_Instructions for the task_:
Copy each line from the records below in which the word "DocFile" is found.

(Dataset rows describing interfaces)
• • • • •

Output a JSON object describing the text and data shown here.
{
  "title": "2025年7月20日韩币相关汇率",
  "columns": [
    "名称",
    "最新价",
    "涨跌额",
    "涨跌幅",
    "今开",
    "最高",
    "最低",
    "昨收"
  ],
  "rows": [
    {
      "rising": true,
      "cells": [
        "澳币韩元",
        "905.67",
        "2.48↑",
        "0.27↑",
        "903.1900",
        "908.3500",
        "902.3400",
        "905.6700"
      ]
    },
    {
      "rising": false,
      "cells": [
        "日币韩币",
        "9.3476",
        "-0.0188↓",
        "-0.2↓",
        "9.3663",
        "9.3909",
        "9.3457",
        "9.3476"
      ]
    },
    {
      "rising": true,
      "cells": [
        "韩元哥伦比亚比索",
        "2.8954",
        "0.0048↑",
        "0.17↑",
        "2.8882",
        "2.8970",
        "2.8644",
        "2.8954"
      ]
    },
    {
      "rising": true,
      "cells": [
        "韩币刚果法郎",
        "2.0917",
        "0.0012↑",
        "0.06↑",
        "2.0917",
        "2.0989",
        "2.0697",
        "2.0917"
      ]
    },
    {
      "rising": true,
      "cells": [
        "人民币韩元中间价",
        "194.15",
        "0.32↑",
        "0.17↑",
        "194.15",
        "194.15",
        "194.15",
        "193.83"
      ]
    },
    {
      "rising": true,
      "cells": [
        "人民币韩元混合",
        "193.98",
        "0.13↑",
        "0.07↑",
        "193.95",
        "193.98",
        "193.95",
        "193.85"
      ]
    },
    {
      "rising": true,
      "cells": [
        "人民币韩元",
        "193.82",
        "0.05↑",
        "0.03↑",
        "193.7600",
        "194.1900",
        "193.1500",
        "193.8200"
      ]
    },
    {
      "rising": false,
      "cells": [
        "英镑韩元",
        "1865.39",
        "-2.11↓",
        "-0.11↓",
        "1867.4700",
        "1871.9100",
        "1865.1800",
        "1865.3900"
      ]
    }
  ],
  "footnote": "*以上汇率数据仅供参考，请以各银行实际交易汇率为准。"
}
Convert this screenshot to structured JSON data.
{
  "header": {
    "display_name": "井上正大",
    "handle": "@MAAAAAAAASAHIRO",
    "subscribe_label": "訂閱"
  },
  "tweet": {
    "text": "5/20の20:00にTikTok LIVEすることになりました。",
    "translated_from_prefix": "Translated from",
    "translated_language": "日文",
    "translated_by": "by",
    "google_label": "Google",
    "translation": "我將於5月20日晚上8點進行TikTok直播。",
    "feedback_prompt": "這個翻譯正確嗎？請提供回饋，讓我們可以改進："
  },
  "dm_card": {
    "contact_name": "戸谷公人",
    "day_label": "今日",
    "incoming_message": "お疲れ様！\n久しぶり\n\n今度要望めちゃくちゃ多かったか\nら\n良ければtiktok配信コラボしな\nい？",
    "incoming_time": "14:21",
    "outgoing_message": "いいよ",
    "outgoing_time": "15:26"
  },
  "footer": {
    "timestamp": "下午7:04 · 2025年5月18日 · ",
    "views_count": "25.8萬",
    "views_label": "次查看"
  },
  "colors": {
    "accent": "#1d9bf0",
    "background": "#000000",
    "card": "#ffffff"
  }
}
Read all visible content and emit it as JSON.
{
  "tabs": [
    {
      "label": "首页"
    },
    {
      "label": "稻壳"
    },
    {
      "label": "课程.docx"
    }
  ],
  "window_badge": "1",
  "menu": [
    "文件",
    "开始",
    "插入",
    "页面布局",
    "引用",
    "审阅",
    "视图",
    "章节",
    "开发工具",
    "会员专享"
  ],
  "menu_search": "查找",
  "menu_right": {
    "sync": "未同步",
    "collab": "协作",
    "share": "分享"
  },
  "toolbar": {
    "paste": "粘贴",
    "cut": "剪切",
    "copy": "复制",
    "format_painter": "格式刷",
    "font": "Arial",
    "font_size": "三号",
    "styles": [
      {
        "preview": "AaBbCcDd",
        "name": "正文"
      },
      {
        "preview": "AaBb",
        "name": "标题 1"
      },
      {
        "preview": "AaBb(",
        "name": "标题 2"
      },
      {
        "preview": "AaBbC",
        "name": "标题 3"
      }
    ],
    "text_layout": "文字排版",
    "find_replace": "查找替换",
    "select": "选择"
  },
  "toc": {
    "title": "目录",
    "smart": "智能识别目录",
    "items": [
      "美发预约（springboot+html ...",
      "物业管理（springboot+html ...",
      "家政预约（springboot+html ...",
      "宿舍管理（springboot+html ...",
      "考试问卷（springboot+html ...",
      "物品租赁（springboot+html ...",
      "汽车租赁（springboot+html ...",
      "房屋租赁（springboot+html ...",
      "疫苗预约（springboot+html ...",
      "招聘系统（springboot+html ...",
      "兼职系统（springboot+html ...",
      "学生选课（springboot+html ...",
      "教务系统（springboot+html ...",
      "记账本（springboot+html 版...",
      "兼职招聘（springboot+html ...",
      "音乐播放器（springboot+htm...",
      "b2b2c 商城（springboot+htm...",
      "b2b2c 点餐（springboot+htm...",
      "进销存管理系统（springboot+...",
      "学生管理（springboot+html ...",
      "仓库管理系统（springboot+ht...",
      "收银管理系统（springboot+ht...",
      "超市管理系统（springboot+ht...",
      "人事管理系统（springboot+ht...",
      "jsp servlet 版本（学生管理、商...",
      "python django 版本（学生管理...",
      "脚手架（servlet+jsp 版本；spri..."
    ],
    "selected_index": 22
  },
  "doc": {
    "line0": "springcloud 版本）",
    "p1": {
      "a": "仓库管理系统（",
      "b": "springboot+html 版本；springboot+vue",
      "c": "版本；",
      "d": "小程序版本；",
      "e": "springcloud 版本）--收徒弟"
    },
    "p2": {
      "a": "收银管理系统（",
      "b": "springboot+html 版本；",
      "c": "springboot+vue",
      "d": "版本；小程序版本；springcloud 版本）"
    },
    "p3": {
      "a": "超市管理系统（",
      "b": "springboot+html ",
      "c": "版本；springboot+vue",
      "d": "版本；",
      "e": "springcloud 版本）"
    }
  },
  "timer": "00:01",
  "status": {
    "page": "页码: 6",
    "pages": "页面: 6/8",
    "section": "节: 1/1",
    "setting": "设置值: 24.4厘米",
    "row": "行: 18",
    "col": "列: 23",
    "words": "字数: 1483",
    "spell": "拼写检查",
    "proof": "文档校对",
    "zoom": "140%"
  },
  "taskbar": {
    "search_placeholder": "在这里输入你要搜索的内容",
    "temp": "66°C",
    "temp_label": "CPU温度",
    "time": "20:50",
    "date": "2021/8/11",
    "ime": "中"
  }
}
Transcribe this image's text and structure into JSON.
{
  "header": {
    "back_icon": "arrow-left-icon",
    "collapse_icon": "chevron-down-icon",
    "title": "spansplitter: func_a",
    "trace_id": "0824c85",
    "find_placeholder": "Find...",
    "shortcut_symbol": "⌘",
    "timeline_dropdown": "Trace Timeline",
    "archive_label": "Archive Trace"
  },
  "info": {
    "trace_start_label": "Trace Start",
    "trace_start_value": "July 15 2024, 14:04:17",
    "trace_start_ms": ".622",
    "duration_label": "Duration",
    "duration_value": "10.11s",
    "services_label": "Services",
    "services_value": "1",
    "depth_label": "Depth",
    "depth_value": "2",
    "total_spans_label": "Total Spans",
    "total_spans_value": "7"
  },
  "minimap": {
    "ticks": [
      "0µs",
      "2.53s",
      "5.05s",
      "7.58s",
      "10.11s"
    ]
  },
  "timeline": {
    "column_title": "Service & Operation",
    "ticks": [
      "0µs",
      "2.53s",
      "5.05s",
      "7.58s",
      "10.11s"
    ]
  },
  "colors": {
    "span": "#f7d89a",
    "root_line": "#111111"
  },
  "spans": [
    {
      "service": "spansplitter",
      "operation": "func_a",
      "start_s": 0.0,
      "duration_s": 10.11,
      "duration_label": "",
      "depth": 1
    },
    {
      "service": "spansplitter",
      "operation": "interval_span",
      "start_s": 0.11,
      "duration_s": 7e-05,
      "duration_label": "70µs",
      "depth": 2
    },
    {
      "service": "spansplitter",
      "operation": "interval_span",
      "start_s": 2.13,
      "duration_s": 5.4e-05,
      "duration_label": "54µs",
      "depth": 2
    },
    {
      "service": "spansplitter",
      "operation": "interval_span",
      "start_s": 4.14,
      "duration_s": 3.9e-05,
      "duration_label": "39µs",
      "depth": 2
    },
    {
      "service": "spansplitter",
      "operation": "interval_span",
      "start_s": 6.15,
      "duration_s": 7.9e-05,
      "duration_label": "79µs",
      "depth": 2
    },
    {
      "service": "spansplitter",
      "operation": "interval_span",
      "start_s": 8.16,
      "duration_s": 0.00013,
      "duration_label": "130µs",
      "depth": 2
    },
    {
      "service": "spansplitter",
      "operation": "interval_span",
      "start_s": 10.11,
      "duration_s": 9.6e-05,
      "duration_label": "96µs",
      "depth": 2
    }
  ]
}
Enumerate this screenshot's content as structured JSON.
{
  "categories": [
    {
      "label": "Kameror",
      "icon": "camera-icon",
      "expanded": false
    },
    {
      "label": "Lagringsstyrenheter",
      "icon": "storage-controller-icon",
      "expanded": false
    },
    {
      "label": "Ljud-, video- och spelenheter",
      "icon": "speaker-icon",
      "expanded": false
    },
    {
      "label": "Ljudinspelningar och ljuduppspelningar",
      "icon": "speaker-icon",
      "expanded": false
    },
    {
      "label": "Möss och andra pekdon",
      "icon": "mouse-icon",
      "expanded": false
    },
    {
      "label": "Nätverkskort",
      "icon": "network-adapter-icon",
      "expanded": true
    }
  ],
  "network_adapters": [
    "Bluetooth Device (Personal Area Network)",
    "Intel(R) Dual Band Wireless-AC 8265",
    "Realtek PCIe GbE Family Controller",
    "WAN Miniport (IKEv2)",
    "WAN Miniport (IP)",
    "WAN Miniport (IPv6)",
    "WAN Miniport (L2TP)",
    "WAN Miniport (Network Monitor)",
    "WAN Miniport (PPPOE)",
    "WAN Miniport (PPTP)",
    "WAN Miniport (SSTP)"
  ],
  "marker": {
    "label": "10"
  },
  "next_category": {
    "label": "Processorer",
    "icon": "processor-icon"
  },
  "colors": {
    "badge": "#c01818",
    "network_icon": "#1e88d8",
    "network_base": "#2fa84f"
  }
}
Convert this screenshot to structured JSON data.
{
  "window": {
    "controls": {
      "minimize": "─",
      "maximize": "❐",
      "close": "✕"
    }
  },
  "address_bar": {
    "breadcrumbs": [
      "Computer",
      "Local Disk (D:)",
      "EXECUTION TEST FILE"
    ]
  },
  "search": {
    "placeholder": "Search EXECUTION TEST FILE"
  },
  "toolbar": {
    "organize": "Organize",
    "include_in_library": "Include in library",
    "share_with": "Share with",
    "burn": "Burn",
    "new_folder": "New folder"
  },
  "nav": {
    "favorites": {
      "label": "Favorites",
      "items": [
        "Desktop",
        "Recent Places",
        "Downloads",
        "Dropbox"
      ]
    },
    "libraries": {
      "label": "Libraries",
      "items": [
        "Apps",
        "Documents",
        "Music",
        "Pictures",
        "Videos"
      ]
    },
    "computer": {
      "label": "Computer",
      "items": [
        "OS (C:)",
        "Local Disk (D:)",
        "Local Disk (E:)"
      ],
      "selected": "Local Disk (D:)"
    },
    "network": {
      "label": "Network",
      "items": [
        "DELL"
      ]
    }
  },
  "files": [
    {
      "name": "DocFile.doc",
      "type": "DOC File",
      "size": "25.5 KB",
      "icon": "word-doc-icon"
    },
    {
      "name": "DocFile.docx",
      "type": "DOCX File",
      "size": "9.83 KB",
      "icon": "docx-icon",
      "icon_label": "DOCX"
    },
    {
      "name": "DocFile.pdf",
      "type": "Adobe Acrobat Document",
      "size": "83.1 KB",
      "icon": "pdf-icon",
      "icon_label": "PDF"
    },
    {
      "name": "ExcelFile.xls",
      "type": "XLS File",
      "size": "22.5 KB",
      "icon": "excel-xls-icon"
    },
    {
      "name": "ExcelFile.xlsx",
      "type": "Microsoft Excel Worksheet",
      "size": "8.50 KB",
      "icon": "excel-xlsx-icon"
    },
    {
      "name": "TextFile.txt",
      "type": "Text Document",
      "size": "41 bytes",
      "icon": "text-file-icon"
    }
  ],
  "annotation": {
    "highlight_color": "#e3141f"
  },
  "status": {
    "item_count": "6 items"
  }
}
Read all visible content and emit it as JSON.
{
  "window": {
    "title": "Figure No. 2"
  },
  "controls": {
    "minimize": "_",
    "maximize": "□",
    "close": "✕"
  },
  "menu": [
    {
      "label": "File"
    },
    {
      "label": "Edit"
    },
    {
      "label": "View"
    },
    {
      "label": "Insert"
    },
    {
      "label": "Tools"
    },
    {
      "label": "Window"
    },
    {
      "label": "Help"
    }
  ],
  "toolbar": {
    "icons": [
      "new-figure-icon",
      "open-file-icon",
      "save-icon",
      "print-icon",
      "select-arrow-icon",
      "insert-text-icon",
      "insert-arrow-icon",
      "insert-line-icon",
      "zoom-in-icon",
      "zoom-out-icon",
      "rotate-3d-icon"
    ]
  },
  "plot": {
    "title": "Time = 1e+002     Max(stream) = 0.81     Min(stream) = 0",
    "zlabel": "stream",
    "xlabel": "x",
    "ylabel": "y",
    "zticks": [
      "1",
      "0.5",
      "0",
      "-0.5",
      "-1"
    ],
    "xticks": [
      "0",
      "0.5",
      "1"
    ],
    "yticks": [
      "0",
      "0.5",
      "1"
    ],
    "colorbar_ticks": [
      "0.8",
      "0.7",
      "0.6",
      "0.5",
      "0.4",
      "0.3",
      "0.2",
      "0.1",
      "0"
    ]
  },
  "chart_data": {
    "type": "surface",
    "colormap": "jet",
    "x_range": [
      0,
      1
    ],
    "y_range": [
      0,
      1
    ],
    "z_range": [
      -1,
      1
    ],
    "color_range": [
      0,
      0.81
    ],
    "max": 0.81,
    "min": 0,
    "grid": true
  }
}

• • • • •

_Answer to this exercise_:
      "name": "DocFile.doc",
      "name": "DocFile.docx",
      "name": "DocFile.pdf",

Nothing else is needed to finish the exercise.